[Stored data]
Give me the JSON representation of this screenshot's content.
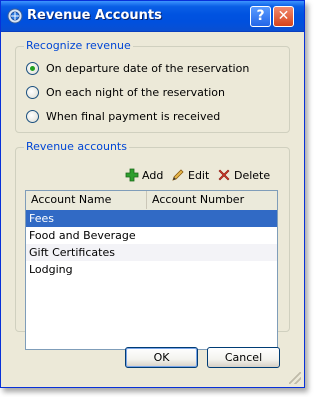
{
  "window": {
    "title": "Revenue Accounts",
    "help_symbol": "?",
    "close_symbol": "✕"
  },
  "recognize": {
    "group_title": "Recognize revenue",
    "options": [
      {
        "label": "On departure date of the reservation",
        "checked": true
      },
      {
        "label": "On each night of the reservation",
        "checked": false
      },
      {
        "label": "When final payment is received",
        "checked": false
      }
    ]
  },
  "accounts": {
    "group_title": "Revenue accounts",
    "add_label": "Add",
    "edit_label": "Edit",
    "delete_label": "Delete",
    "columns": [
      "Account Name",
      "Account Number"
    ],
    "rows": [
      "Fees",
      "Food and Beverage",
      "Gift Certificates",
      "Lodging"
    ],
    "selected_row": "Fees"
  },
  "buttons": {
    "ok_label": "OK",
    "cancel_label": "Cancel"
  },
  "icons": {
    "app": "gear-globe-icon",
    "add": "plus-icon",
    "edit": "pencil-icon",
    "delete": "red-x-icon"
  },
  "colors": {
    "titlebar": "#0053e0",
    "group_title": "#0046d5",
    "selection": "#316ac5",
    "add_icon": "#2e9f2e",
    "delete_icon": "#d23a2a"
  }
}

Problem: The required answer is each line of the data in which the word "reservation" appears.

Written response:
        "label": "On departure date of the reservation",
        "label": "On each night of the reservation",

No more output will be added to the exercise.